The physical and electrical characteristics of the label are extremely important to the reliability of using static charges to adhere the label to the mold. The surface of the label that is to contact the mold cavity must be a good insulator to accept and maintain the static charge. Ideally, this surface should have a resistivity of 1012 ohms/sq or greater. The higher the resistivity, the better the label will accept the charge without bleeding the charge to ground when it contacts the metal mold cavity. If the charge is not maintained when in contact with the die, adhesion is lost and the label slips from the intended position. Measurement of the label’s resistivity can be performed using a commercially available surface resistivity meter.
If conductive inks, coatings, or foil laminations are used, they must be on the back side of the label, opposite the surface that is to contact the mold. In such a case, the best method for charging the label is with the charging applicator external to the press (the simplified charging method) and the conductive surface of the label against the vacuum ports on the EOAT. If the charging applicator is mounted on the EOAT behind the label, the high-voltage field cannot penetrate the conductive layer and sufficient charge will not be applied to the surface that is to contact the mold cavity.
A word of caution: A charged foil or conductive layer will most likely discharge in the form of an arc as it approaches the mold surface. A result of this arcing is RFI, which may cause problems with microprocessor controls, especially if unshielded sensors or cables are nearby. Ongoing arcing over a long period of time may also produce pits on the die cavity.
Label properties such as thickness, curl, and surface texture also affect adhesion. For example, a relatively thick label that may have some curl due to an asymmetrical laminated structure or improper storage may break loose from a flat die surface if the electrostatic forces are unable to overcome the physical forces causing the label to curl. Similarly, preformed labels may be required for compatibility with contoured die surfaces.
A textured label or die surface can also result in poor adhesion due to the reduction in intimate surface contact between the label and die surface.

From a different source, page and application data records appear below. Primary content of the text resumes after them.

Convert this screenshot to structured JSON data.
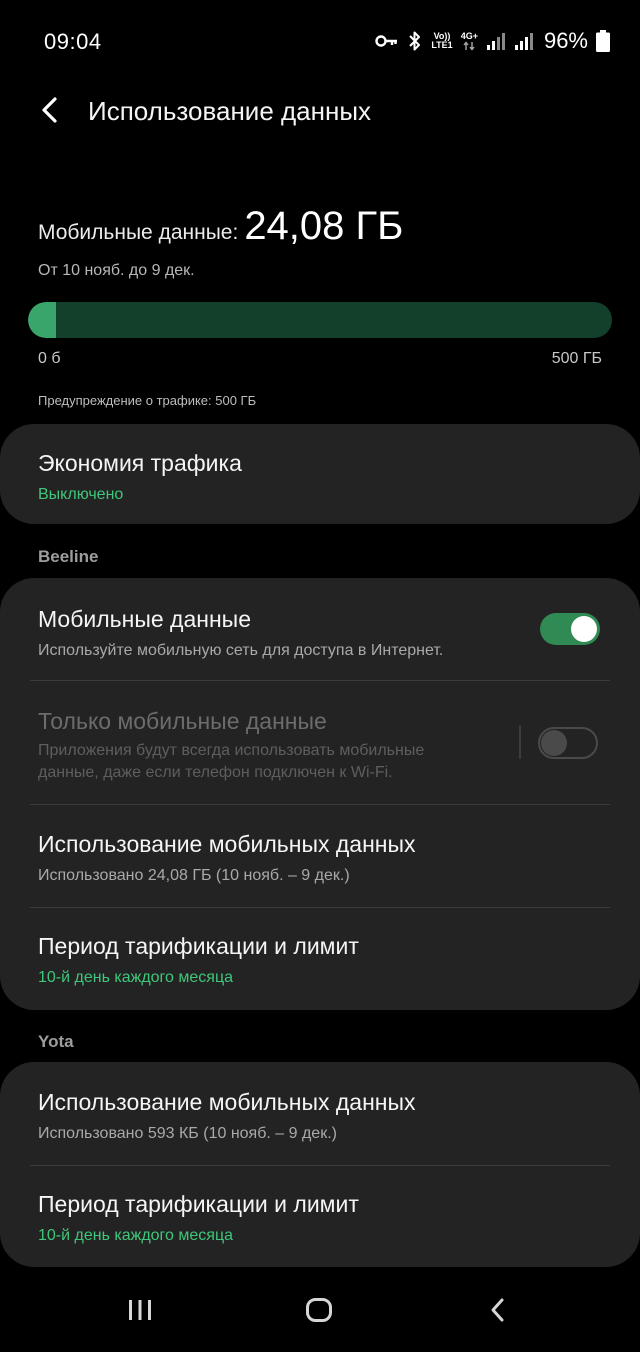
{
  "status_bar": {
    "time": "09:04",
    "net_top": "Vo))",
    "net_bottom": "LTE1",
    "net_gen": "4G+",
    "battery": "96%",
    "icons": [
      "key-icon",
      "bluetooth-icon",
      "signal-icon",
      "battery-icon"
    ]
  },
  "header": {
    "title": "Использование данных",
    "back_icon": "back-arrow-icon"
  },
  "usage": {
    "label": "Мобильные данные:",
    "value": "24,08 ГБ",
    "period": "От 10 нояб. до 9 дек.",
    "progress_fraction": 0.04816,
    "scale_min": "0 б",
    "scale_max": "500 ГБ",
    "warning": "Предупреждение о трафике: 500 ГБ"
  },
  "data_saver": {
    "title": "Экономия трафика",
    "status": "Выключено"
  },
  "beeline": {
    "label": "Beeline",
    "mobile_data": {
      "title": "Мобильные данные",
      "subtitle": "Используйте мобильную сеть для доступа в Интернет.",
      "enabled": true
    },
    "mobile_only": {
      "title": "Только мобильные данные",
      "subtitle_line1": "Приложения будут всегда использовать мобильные",
      "subtitle_line2": "данные, даже если телефон подключен к Wi-Fi.",
      "enabled": false
    },
    "usage": {
      "title": "Использование мобильных данных",
      "subtitle": "Использовано 24,08 ГБ (10 нояб. – 9 дек.)"
    },
    "billing": {
      "title": "Период тарификации и лимит",
      "subtitle": "10-й день каждого месяца"
    }
  },
  "yota": {
    "label": "Yota",
    "usage": {
      "title": "Использование мобильных данных",
      "subtitle": "Использовано 593 КБ (10 нояб. – 9 дек.)"
    },
    "billing": {
      "title": "Период тарификации и лимит",
      "subtitle": "10-й день каждого месяца"
    }
  },
  "nav_bar": {
    "icons": [
      "recents-icon",
      "home-icon",
      "back-icon"
    ]
  },
  "colors": {
    "accent_green": "#3ec77a",
    "toggle_on": "#2f8a53",
    "progress_track": "#13402a",
    "progress_fill": "#3aa56a",
    "card_bg": "#232323"
  }
}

A relatively thin, non-textured label with good dielectric properties on a non-textured die surface will produce the best adhesion. However, there are still other important adhesion factors to consider, such as molding temperature, polymer compatibility with the label, gate location, and material flow when the die is injected. For all these reasons, much time and frustration can be eliminated by consulting a label supplier with IML experience.